Required work:
Copy each line below in which the string "WORDS" occurs.
** Opening Records for processing block **
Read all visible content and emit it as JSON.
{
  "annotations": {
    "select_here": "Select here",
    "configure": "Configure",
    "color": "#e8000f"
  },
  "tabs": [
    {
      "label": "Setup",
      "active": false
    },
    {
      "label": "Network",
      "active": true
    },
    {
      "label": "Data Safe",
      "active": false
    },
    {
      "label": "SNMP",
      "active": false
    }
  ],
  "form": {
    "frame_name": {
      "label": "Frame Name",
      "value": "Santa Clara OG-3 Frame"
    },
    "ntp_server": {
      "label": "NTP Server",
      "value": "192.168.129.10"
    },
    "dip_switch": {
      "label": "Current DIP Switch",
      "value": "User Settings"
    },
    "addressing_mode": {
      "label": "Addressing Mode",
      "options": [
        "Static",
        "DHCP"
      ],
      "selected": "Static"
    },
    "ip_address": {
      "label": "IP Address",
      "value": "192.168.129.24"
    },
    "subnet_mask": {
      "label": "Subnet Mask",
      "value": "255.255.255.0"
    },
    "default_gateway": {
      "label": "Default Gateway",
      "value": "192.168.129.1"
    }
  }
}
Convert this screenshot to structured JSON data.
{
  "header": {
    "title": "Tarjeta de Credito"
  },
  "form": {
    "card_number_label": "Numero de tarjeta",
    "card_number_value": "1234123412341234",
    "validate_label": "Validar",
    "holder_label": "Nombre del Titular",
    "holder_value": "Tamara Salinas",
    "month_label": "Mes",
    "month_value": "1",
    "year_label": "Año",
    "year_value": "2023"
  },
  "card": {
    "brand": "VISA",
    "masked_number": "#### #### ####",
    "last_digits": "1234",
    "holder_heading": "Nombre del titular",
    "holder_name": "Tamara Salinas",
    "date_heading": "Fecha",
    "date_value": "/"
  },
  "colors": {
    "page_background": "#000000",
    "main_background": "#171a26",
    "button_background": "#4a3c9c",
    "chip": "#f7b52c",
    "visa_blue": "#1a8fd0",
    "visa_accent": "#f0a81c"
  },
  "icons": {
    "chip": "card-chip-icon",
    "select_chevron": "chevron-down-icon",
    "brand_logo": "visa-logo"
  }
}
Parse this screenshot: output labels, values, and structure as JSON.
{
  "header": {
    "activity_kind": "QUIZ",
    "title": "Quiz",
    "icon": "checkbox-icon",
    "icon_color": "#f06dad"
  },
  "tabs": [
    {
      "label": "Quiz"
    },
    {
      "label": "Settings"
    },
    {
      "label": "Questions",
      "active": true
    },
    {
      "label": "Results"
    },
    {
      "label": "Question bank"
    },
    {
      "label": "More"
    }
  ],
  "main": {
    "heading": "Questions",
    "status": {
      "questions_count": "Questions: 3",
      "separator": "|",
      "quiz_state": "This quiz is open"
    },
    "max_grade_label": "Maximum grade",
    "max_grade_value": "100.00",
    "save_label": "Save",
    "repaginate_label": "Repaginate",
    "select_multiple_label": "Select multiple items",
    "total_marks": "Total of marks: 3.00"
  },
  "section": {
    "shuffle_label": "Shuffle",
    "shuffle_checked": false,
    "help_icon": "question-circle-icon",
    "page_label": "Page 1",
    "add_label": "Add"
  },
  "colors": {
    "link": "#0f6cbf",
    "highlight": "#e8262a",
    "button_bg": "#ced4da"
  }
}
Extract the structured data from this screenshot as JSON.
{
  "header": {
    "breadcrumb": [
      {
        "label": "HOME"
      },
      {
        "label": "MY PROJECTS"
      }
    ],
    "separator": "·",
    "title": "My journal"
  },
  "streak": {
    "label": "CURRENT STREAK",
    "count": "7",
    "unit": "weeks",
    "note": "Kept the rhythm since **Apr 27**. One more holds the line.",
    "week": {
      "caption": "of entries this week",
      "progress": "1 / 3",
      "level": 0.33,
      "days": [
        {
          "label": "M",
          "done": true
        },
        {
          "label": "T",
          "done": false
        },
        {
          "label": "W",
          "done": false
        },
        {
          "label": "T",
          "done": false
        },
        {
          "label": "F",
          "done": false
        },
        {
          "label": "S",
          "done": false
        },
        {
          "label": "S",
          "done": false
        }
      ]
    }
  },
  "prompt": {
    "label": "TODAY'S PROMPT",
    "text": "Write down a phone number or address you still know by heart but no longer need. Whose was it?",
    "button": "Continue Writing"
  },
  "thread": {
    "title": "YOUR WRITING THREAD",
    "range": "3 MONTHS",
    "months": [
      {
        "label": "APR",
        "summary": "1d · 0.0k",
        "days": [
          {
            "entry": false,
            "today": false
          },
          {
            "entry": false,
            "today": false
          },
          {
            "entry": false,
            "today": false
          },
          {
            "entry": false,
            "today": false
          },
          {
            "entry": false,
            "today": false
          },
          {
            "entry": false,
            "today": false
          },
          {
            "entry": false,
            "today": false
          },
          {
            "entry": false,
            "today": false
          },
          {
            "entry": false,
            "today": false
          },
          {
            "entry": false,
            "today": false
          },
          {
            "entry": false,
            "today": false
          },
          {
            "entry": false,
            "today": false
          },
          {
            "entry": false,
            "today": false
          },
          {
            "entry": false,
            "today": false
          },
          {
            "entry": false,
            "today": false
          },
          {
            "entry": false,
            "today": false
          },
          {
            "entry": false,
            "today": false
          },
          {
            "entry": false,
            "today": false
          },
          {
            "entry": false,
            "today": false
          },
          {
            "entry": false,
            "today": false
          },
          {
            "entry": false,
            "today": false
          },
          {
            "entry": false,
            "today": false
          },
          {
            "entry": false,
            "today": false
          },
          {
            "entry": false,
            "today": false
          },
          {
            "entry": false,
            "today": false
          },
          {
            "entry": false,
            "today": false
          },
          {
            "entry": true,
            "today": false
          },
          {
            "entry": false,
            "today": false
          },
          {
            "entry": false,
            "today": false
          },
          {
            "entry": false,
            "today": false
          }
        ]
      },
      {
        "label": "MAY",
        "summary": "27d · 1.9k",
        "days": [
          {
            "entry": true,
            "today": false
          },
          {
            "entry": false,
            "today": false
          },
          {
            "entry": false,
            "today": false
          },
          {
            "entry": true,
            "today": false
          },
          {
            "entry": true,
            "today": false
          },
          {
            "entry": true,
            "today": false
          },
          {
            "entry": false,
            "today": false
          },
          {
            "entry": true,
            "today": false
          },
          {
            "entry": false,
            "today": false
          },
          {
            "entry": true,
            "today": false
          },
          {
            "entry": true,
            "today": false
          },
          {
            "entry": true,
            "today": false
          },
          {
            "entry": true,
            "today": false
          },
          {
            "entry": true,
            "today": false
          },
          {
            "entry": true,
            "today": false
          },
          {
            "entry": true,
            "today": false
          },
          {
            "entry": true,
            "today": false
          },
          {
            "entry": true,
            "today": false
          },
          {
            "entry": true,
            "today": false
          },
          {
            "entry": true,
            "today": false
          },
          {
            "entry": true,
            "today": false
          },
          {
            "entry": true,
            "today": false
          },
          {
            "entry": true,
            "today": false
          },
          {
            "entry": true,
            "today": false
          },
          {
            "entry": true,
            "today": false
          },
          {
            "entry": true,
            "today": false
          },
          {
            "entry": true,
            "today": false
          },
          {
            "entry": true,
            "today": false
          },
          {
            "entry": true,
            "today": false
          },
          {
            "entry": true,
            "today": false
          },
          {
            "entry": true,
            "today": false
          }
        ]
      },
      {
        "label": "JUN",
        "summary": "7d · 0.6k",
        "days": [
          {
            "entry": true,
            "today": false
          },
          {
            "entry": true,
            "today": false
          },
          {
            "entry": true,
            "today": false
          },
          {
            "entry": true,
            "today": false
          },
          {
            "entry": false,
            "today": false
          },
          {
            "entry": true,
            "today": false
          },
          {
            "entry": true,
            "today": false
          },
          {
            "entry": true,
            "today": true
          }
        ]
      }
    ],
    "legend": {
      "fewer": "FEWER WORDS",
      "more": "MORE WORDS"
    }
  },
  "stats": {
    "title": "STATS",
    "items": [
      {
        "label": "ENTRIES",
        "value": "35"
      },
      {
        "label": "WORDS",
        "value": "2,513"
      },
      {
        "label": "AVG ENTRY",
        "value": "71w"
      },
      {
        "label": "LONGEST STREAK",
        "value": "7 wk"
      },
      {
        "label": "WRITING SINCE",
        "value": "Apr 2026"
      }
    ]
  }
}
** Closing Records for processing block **
Exercise output:
      "fewer": "FEWER WORDS",
      "more": "MORE WORDS"
        "label": "WORDS",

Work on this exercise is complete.